She has some good points on an issue which has been dominated by voices from the “are they out of their minds” viewpoint.
“I do think it’s a great idea for a number of reasons,” McKenzie said. “The move to take the competitive aspect out is a positive one in that more kids will be able to participate and play and the idea is that they will have a positive experience just being out there and hopefully will continue to play sports and be more active into adult life.”
Some would argue that if you can’t take the heat, get out of the sauna. Players who thrive on competition will succeed in the sport while those who don’t just might not be cut out for the playing field.
McKenzie argues that kids need more time to come to that conclusion and raising the age for non-competitive games might help.
“By making everything competitive at such a young age, we are actually turning young kids away from sport by giving them a negative experience if they’re not on the best team or they don’t win the trophy or they feel like a loser because they didn’t score a goal,” McKenzie said.
“There are numerous benefits to being competitive and playing for a score but I don’t know if, at such a young age, it’s all that necessary.”
Of course, it depends on whether your provincial sports organization wants to develop better athletes or simply better people.
No doubt the additional non-competitive games could help make better citizens who understand the fundamentals of fair play. But will they really be better soccer or hockey players when they never experience tournaments, or playoffs or championship games?
“I don’t think it will hurt the development of the long-term competitive or elite athlete and I think it will develop better people,” McKenzie said.
“Developing well-rounded athletes that play numerous sports well into their teens is a better way to go in terms of training even high-performance and competitive athletes.”

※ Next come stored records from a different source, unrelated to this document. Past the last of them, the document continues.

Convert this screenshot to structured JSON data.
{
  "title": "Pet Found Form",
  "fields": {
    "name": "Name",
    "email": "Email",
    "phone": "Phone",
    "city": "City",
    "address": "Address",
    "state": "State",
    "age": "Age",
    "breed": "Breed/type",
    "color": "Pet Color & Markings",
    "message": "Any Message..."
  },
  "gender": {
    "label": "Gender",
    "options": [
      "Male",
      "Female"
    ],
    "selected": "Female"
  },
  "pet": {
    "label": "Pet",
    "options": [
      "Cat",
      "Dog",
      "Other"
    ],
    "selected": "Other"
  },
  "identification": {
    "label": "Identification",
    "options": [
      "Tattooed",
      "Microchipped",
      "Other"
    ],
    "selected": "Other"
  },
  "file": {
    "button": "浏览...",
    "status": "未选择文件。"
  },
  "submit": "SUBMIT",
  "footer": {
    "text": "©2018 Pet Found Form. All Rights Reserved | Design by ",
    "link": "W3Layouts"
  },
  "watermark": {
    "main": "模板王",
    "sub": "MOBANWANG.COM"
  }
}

Personally, I think it will hurt the development of athletes in terms of skill because up until the age of 12 they won’t be playing games at the highest possible level, giving that extra ounce of effort when games are on the line, pushing their bodies to try to achieve something athletes have striven for, for centuries.
At age 13, that new concept will be introduced and our athletes will be behind the rest of the world.
It’s a great debate, though. Thanks, Kate.